1-cos(^2)x/(cos(^2)x) - 1. How do I simplify this to sec(^2)x -2?
Hello, benny92000!
We will need a few identities:
. . $\displaystyle \sin^2\!x + \cos^2\!x \:=\:1 \quad\Rightarrow\quad 1-\cos^2\!x \:=\:\sin^2\!x$
. . $\displaystyle \tan x \:=\:\frac{\sin x}{\cos x}$
. . $\displaystyle \sec^2\!x - \tan^2\!x \:=\:1 \quad\Rightarrow\quad \tan^2\!x \:=\:\sec^2\!x-1$
$\displaystyle \text{Given: }\:\frac{1-\cos^2\!x}{\cos^2\!x} - 1$
$\displaystyle \text{How do I simplify this to: }\:\sec^2\!x -2$
$\displaystyle \frac{1-\cos^2\!x}{\cos^2\!x} - 1 \quad=\quad \frac{\sin^2\!x}{\cos^2\!x} - 1 \quad=\quad \left(\frac{\sin x}{\cos x}\right)^2 - 1$
. . . . $\displaystyle =\quad \tan^2\!x - 1 \quad=\quad (\sec^2\!x - 1) - 1 \quad=\quad \sec^2\!x-2$
emakarov's approach is the way to go.
Alternatively
$\displaystyle \frac{1-cos^2x}{cos^2x}-1=\frac{1}{cos^2x}\left(1-cos^2x\right)-1=sec^2x\left(1-cos^2x\right)-1$
$\displaystyle =sec^2x-sec^2xcos^2x-1$

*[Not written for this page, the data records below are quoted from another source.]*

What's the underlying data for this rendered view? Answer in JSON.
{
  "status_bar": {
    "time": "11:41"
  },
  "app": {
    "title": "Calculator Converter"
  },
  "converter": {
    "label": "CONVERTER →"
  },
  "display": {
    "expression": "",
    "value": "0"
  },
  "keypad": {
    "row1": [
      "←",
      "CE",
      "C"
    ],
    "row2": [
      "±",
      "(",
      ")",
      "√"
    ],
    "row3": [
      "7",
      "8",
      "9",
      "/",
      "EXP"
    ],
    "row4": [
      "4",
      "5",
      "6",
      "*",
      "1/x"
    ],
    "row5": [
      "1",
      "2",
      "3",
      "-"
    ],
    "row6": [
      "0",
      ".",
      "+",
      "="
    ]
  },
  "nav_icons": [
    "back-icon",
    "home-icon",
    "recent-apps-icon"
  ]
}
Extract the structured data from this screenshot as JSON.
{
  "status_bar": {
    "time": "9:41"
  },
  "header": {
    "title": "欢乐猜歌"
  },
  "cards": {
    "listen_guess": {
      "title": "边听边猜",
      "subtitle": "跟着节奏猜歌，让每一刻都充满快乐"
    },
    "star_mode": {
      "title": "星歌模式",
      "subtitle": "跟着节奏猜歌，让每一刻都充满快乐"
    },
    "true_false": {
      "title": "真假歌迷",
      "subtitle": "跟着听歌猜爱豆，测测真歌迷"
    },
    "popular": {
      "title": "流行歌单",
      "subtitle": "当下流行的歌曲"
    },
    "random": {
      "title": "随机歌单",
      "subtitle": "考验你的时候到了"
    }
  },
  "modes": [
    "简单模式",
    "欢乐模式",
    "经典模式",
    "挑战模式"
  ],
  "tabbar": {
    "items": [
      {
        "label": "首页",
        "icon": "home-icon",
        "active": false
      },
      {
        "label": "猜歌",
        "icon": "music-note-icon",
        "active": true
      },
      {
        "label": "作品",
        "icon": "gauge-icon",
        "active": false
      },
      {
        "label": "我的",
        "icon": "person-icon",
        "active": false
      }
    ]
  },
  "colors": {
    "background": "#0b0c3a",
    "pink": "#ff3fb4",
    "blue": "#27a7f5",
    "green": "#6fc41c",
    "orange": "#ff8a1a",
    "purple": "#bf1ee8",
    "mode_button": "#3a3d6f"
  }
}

and again finish with
$\displaystyle cos^2x=\frac{1}{sec^2x}$